* [Record extracts]:
________

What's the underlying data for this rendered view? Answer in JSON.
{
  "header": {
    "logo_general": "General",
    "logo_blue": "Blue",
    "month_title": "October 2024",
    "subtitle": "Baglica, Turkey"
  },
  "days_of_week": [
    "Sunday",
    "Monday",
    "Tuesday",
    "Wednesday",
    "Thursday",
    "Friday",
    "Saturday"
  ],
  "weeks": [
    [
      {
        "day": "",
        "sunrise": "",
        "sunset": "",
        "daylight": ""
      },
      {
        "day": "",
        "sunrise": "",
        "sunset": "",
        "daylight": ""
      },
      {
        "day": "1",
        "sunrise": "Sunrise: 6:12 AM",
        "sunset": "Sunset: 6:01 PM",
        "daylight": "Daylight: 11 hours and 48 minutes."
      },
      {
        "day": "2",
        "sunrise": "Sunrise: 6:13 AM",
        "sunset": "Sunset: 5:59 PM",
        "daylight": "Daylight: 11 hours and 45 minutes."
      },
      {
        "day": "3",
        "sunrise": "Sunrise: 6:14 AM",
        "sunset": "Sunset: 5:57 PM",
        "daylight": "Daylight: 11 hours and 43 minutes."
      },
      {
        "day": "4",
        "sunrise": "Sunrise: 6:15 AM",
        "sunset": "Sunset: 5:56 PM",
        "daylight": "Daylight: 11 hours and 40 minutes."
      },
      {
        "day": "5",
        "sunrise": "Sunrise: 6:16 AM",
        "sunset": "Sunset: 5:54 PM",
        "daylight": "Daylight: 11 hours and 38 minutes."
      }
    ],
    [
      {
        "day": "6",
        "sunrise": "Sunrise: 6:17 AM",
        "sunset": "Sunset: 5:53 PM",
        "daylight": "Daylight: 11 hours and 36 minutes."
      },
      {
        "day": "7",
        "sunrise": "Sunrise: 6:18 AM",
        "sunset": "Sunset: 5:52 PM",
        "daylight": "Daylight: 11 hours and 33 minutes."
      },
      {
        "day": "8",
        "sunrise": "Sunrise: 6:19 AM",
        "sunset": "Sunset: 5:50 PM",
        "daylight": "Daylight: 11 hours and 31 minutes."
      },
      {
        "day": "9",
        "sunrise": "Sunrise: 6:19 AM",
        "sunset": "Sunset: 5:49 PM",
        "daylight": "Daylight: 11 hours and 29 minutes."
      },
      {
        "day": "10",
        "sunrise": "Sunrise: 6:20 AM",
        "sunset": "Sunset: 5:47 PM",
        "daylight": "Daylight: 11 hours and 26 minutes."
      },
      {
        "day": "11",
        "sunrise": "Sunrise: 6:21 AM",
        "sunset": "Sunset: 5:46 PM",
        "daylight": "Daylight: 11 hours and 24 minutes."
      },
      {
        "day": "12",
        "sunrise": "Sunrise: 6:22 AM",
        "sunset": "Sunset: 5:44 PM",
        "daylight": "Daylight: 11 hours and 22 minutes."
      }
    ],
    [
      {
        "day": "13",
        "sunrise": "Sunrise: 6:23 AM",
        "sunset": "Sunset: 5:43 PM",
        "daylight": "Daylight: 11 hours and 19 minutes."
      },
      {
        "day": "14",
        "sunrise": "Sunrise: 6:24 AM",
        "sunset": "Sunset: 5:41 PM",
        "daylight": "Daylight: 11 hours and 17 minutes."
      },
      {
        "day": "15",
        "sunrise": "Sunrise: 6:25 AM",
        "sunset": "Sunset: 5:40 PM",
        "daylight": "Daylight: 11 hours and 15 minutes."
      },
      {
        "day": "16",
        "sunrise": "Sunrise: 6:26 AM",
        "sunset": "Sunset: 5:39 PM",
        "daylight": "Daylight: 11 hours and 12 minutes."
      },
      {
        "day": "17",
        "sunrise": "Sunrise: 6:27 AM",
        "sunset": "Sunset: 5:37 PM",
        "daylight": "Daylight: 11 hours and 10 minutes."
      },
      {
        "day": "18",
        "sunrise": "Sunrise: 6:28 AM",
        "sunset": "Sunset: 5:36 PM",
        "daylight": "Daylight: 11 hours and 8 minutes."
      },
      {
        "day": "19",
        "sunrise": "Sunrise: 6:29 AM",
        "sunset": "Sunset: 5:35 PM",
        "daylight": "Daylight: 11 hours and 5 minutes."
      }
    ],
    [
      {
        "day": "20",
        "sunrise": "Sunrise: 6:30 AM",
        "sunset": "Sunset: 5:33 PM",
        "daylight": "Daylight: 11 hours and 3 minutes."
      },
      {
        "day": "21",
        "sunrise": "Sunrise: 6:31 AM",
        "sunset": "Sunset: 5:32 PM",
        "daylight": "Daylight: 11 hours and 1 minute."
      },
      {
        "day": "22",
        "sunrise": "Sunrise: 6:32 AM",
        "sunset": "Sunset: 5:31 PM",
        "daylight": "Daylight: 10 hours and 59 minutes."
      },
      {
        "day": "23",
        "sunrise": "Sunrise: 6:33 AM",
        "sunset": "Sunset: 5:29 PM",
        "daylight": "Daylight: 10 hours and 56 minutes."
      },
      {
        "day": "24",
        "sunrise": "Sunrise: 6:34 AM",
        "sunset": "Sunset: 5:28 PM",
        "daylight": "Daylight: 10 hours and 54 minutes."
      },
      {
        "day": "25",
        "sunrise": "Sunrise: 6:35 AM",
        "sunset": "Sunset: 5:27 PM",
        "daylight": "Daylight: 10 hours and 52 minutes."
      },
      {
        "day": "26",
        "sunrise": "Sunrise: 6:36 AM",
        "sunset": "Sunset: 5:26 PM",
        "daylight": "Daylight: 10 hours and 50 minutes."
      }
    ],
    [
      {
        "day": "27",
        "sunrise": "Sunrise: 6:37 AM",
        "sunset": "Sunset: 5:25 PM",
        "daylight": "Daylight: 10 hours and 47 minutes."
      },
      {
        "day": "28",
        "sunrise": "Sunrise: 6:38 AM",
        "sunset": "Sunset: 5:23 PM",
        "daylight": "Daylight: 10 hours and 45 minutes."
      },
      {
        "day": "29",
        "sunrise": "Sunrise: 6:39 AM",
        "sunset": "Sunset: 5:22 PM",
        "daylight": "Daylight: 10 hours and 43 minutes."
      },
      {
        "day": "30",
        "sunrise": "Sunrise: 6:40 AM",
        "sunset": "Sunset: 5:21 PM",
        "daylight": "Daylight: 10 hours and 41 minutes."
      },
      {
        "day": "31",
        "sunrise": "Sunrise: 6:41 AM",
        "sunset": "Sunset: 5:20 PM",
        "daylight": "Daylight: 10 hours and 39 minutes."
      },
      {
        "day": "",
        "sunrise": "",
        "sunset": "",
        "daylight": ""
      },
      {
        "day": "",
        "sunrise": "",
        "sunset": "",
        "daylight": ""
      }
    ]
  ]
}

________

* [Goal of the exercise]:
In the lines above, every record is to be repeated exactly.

* [Task result]:
What's the underlying data for this rendered view? Answer in JSON.
{
  "header": {
    "logo_general": "General",
    "logo_blue": "Blue",
    "month_title": "October 2024",
    "subtitle": "Baglica, Turkey"
  },
  "days_of_week": [
    "Sunday",
    "Monday",
    "Tuesday",
    "Wednesday",
    "Thursday",
    "Friday",
    "Saturday"
  ],
  "weeks": [
    [
      {
        "day": "",
        "sunrise": "",
        "sunset": "",
        "daylight": ""
      },
      {
        "day": "",
        "sunrise": "",
        "sunset": "",
        "daylight": ""
      },
      {
        "day": "1",
        "sunrise": "Sunrise: 6:12 AM",
        "sunset": "Sunset: 6:01 PM",
        "daylight": "Daylight: 11 hours and 48 minutes."
      },
      {
        "day": "2",
        "sunrise": "Sunrise: 6:13 AM",
        "sunset": "Sunset: 5:59 PM",
        "daylight": "Daylight: 11 hours and 45 minutes."
      },
      {
        "day": "3",
        "sunrise": "Sunrise: 6:14 AM",
        "sunset": "Sunset: 5:57 PM",
        "daylight": "Daylight: 11 hours and 43 minutes."
      },
      {
        "day": "4",
        "sunrise": "Sunrise: 6:15 AM",
        "sunset": "Sunset: 5:56 PM",
        "daylight": "Daylight: 11 hours and 40 minutes."
      },
      {
        "day": "5",
        "sunrise": "Sunrise: 6:16 AM",
        "sunset": "Sunset: 5:54 PM",
        "daylight": "Daylight: 11 hours and 38 minutes."
      }
    ],
    [
      {
        "day": "6",
        "sunrise": "Sunrise: 6:17 AM",
        "sunset": "Sunset: 5:53 PM",
        "daylight": "Daylight: 11 hours and 36 minutes."
      },
      {
        "day": "7",
        "sunrise": "Sunrise: 6:18 AM",
        "sunset": "Sunset: 5:52 PM",
        "daylight": "Daylight: 11 hours and 33 minutes."
      },
      {
        "day": "8",
        "sunrise": "Sunrise: 6:19 AM",
        "sunset": "Sunset: 5:50 PM",
        "daylight": "Daylight: 11 hours and 31 minutes."
      },
      {
        "day": "9",
        "sunrise": "Sunrise: 6:19 AM",
        "sunset": "Sunset: 5:49 PM",
        "daylight": "Daylight: 11 hours and 29 minutes."
      },
      {
        "day": "10",
        "sunrise": "Sunrise: 6:20 AM",
        "sunset": "Sunset: 5:47 PM",
        "daylight": "Daylight: 11 hours and 26 minutes."
      },
      {
        "day": "11",
        "sunrise": "Sunrise: 6:21 AM",
        "sunset": "Sunset: 5:46 PM",
        "daylight": "Daylight: 11 hours and 24 minutes."
      },
      {
        "day": "12",
        "sunrise": "Sunrise: 6:22 AM",
        "sunset": "Sunset: 5:44 PM",
        "daylight": "Daylight: 11 hours and 22 minutes."
      }
    ],
    [
      {
        "day": "13",
        "sunrise": "Sunrise: 6:23 AM",
        "sunset": "Sunset: 5:43 PM",
        "daylight": "Daylight: 11 hours and 19 minutes."
      },
      {
        "day": "14",
        "sunrise": "Sunrise: 6:24 AM",
        "sunset": "Sunset: 5:41 PM",
        "daylight": "Daylight: 11 hours and 17 minutes."
      },
      {
        "day": "15",
        "sunrise": "Sunrise: 6:25 AM",
        "sunset": "Sunset: 5:40 PM",
        "daylight": "Daylight: 11 hours and 15 minutes."
      },
      {
        "day": "16",
        "sunrise": "Sunrise: 6:26 AM",
        "sunset": "Sunset: 5:39 PM",
        "daylight": "Daylight: 11 hours and 12 minutes."
      },
      {
        "day": "17",
        "sunrise": "Sunrise: 6:27 AM",
        "sunset": "Sunset: 5:37 PM",
        "daylight": "Daylight: 11 hours and 10 minutes."
      },
      {
        "day": "18",
        "sunrise": "Sunrise: 6:28 AM",
        "sunset": "Sunset: 5:36 PM",
        "daylight": "Daylight: 11 hours and 8 minutes."
      },
      {
        "day": "19",
        "sunrise": "Sunrise: 6:29 AM",
        "sunset": "Sunset: 5:35 PM",
        "daylight": "Daylight: 11 hours and 5 minutes."
      }
    ],
    [
      {
        "day": "20",
        "sunrise": "Sunrise: 6:30 AM",
        "sunset": "Sunset: 5:33 PM",
        "daylight": "Daylight: 11 hours and 3 minutes."
      },
      {
        "day": "21",
        "sunrise": "Sunrise: 6:31 AM",
        "sunset": "Sunset: 5:32 PM",
        "daylight": "Daylight: 11 hours and 1 minute."
      },
      {
        "day": "22",
        "sunrise": "Sunrise: 6:32 AM",
        "sunset": "Sunset: 5:31 PM",
        "daylight": "Daylight: 10 hours and 59 minutes."
      },
      {
        "day": "23",
        "sunrise": "Sunrise: 6:33 AM",
        "sunset": "Sunset: 5:29 PM",
        "daylight": "Daylight: 10 hours and 56 minutes."
      },
      {
        "day": "24",
        "sunrise": "Sunrise: 6:34 AM",
        "sunset": "Sunset: 5:28 PM",
        "daylight": "Daylight: 10 hours and 54 minutes."
      },
      {
        "day": "25",
        "sunrise": "Sunrise: 6:35 AM",
        "sunset": "Sunset: 5:27 PM",
        "daylight": "Daylight: 10 hours and 52 minutes."
      },
      {
        "day": "26",
        "sunrise": "Sunrise: 6:36 AM",
        "sunset": "Sunset: 5:26 PM",
        "daylight": "Daylight: 10 hours and 50 minutes."
      }
    ],
    [
      {
        "day": "27",
        "sunrise": "Sunrise: 6:37 AM",
        "sunset": "Sunset: 5:25 PM",
        "daylight": "Daylight: 10 hours and 47 minutes."
      },
      {
        "day": "28",
        "sunrise": "Sunrise: 6:38 AM",
        "sunset": "Sunset: 5:23 PM",
        "daylight": "Daylight: 10 hours and 45 minutes."
      },
      {
        "day": "29",
        "sunrise": "Sunrise: 6:39 AM",
        "sunset": "Sunset: 5:22 PM",
        "daylight": "Daylight: 10 hours and 43 minutes."
      },
      {
        "day": "30",
        "sunrise": "Sunrise: 6:40 AM",
        "sunset": "Sunset: 5:21 PM",
        "daylight": "Daylight: 10 hours and 41 minutes."
      },
      {
        "day": "31",
        "sunrise": "Sunrise: 6:41 AM",
        "sunset": "Sunset: 5:20 PM",
        "daylight": "Daylight: 10 hours and 39 minutes."
      },
      {
        "day": "",
        "sunrise": "",
        "sunset": "",
        "daylight": ""
      },
      {
        "day": "",
        "sunrise": "",
        "sunset": "",
        "daylight": ""
      }
    ]
  ]
}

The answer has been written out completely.